Provided information:

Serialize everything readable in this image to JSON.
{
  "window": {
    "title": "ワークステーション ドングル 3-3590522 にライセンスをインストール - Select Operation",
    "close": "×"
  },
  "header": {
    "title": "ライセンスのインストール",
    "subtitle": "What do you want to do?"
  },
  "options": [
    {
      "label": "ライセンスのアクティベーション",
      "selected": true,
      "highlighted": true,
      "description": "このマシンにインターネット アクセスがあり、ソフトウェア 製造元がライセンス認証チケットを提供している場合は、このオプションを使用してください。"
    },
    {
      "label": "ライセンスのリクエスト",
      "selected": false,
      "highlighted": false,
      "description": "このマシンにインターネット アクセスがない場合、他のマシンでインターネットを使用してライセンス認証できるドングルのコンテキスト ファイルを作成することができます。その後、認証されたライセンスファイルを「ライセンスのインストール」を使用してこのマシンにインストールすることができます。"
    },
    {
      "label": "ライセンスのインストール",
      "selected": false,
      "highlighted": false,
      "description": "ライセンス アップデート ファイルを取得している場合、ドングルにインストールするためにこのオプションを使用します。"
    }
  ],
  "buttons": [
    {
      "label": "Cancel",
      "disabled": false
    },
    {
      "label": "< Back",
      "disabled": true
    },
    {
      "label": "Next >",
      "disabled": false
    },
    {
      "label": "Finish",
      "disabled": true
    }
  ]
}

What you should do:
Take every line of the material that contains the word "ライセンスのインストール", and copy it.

Output of the exercise:
    "title": "ライセンスのインストール",
      "description": "このマシンにインターネット アクセスがない場合、他のマシンでインターネットを使用してライセンス認証できるドングルのコンテキスト ファイルを作成することができます。その後、認証されたライセンスファイルを「ライセンスのインストール」を使用してこのマシンにインストールすることができます。"
      "label": "ライセンスのインストール",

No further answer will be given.